Last night at a little before 11PM, the Last Great Race announced a winner. The 1000 mile dog sled race across Alaska known as Iditarod was won by Mitch Seavey (no relation). This was the second win for Mitch (no relation) who last won in 2004. Mitch (no relation) also became the oldest winner of the race at the ripe old age of 53. Ironically, the youngest winner of the race is his son, Dallas Seavey, who won last year – and thus becoming the first time two members of immediate family won consecutive years (not the first set of immediate family, that would be the three different Mackeys who won a total of 6 times).
From this rookie spectator, the race was crazy interesting. I signed myself up for the insider that let me track the GPS progress including temperatures and elevations and emails whenever someone hit a checkpoint that I cared about. Except for the fact I was way too tired to stay up to see the winner cross the line, I watched it pretty consistently.
It started with a bold move with two teams led by Martin Buser running the first 188 miles without much of a stop, then taking breaks earlier than the traditional places. Then Lance Mackey made the push while Martin was resting to get to the halfway point first, knowing his younger team probably wouldn’t have the legs to go that pace through to the end. Once Martin finished resting he pushed hard to the be the first to the Yukon (600+ miles in and leading to the most brutal part of the race). At that point, the race was a good 30 minutes ahead of record pace, and many thought the race was pretty much over. Meanwhile, many teams were pacing themselves on the first half, some saving dogs, some resting short, some resting long.
The race turned on its ears on the Yukon. Teams faced heavy snow effected by warmer weather, leaving unstable ground. The thing about dog racing is that they don’t clear much of a path for the team. In some cases, stopping may cause the musher to step off into drifts up to their hips, the only savior is to skate along on top of the snow. Except with the warmer weather, the reports were it was like mushing through mashed potatoes. That “30 minutes ahead of the faster ever time” actually became 12 hours behind the fastest time ever. The six hour lead Martin Buser had going into the Yukon was eaten up by the time they left the river a couple hundred miles later. The late front runner was Aliy Zirkle, who’s strategy was to limit her dogs to running a specific time resting for a specific time, and moving like that regardless of where the checkpoints were. It worked for her last year when she came in second, and it appeared to work for her this year.
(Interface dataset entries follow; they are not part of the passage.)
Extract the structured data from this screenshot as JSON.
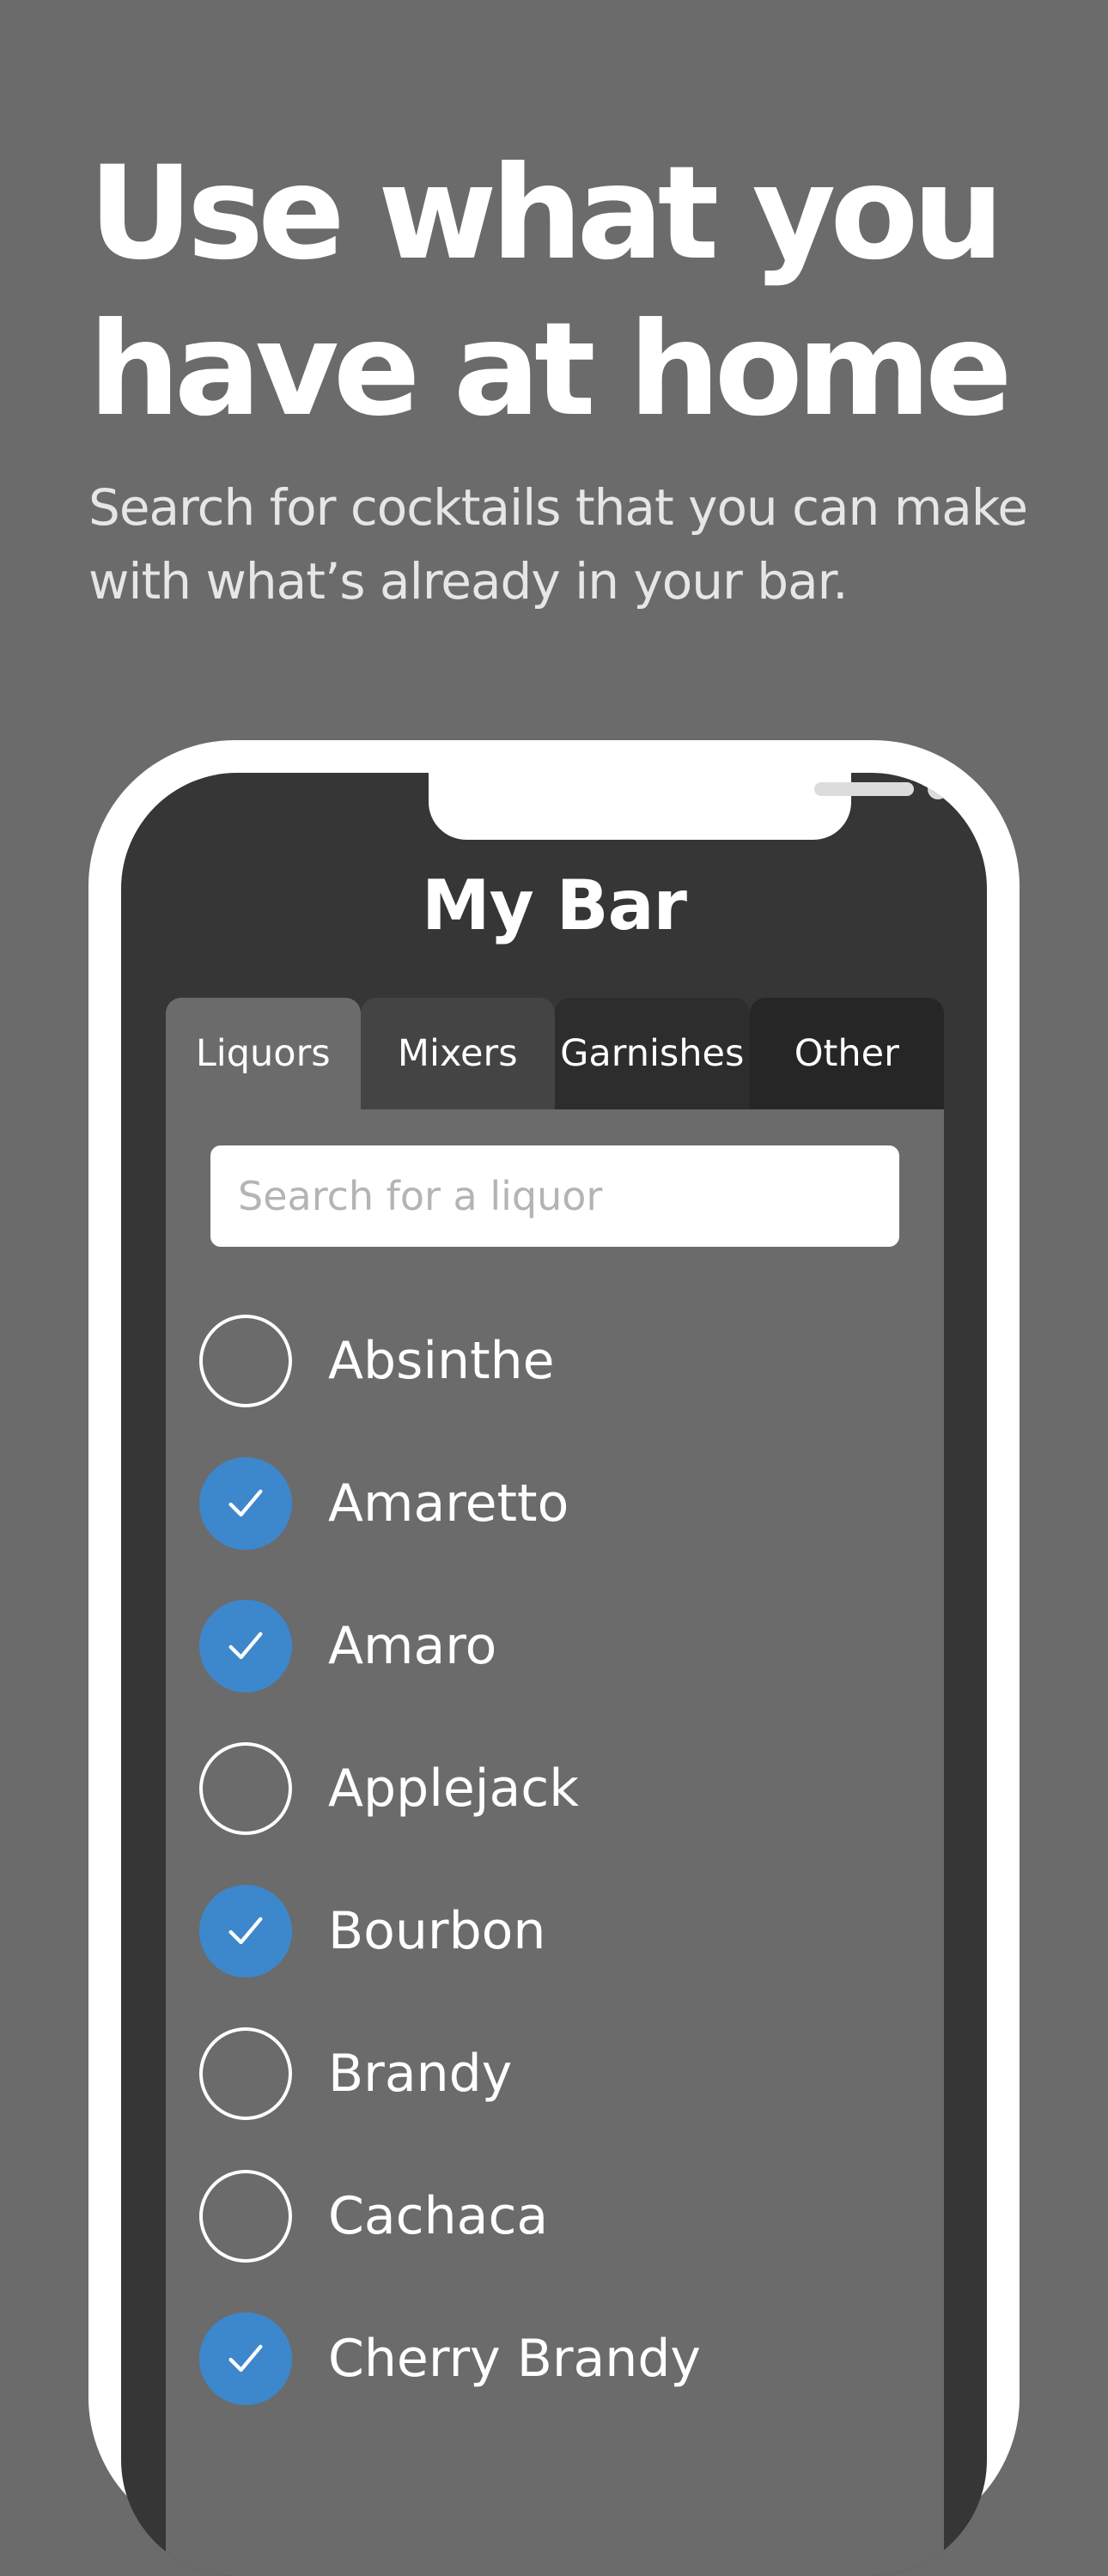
{
  "hero": {
    "headline": "Use what you have at home",
    "subheadline": "Search for cocktails that you can make with what’s already in your bar."
  },
  "app": {
    "title": "My Bar",
    "tabs": [
      {
        "label": "Liquors",
        "active": true
      },
      {
        "label": "Mixers",
        "active": false
      },
      {
        "label": "Garnishes",
        "active": false
      },
      {
        "label": "Other",
        "active": false
      }
    ],
    "search": {
      "placeholder": "Search for a liquor",
      "value": ""
    },
    "items": [
      {
        "label": "Absinthe",
        "checked": false
      },
      {
        "label": "Amaretto",
        "checked": true
      },
      {
        "label": "Amaro",
        "checked": true
      },
      {
        "label": "Applejack",
        "checked": false
      },
      {
        "label": "Bourbon",
        "checked": true
      },
      {
        "label": "Brandy",
        "checked": false
      },
      {
        "label": "Cachaca",
        "checked": false
      },
      {
        "label": "Cherry Brandy",
        "checked": true
      }
    ]
  },
  "colors": {
    "background": "#6b6b6b",
    "screen": "#363636",
    "accent": "#3d87cc",
    "frame": "#ffffff"
  },
  "icons": {
    "checkbox": "checkmark-icon"
  }
}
In the end Mitch Seavey (no relation) used a strategy of taking it slow early, resting at traditional locations, and saving the dog’s legs for the flats. He took the lead with over 100 miles to go, Aliy closed the gap at one point in the hills outside of White Mountain to one mile or about 7 minutes; but when things flattened out along the coast towards Nome – the lead just kept growing. In the end Mitch (no relation) won by 23 minutes.
So that ends the dog race for this year. Time to live vicarious through Auggie and race him around the backyard. The next big thing to look forward too is breakup, then spring, then summer.